Antonio Buero Vallejo’s Historia de una escalera (1949) is widely considered a fundamental work in twentieth-century Spanish drama because of its adaptation of the tradition of the sainete and its role as a direct precedent of the realismo social of the 1950s. This position between two theatrical traditions highlights Historia de una escalera’s connection to the concepts of liminality and transition, yet existing scholarship has not adequately analyzed the formal aspects of the play as experimentation in liminality itself. This paper presents an interpretation of the staircase as a liminal space—here, closely tied to Foucault’s concept of the heterotopia—between the intimate setting of the home and the exposed, public streets of Madrid, in order to reveal how normative behaviors of both offstage spaces are reproduced or challenged within the staircase. I argue that the staircase is a liminal space that fails to live up to its promise because of the social pressures exerted on it from both of its “ends.” By examining the power structures that emerge within the staircase, this paper reveals how liminality can confine its subjects in a transitional state over several generations.
Panel: Expanding the Conceptual Framework of Liminal Spaces: Literature, Culture, and Film in 20th Century Spain

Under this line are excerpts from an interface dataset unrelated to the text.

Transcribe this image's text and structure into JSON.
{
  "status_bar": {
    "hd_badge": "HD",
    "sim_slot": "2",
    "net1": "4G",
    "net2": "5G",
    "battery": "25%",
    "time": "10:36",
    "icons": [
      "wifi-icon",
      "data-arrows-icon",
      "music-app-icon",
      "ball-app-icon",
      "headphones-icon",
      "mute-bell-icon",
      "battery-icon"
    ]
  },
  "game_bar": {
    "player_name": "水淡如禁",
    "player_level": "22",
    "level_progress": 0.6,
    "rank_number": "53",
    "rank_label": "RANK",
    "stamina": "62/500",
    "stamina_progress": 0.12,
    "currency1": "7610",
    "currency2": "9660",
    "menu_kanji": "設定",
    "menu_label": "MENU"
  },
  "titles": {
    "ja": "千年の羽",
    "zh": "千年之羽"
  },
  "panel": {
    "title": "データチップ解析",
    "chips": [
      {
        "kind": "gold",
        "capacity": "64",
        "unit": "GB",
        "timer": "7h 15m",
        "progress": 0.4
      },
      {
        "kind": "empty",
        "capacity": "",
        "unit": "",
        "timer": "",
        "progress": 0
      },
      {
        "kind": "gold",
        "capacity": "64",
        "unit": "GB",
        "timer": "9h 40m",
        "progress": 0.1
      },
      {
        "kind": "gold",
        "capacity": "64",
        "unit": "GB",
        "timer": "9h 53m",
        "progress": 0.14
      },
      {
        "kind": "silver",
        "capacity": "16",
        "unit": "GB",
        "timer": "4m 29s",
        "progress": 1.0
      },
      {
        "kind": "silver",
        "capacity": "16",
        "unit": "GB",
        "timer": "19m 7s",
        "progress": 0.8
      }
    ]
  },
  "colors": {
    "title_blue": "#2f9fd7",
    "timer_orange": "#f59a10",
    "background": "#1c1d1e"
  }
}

Panel Organizer: Lisa Nalbone and Alison Ridley
- Spanish Peninsular Studies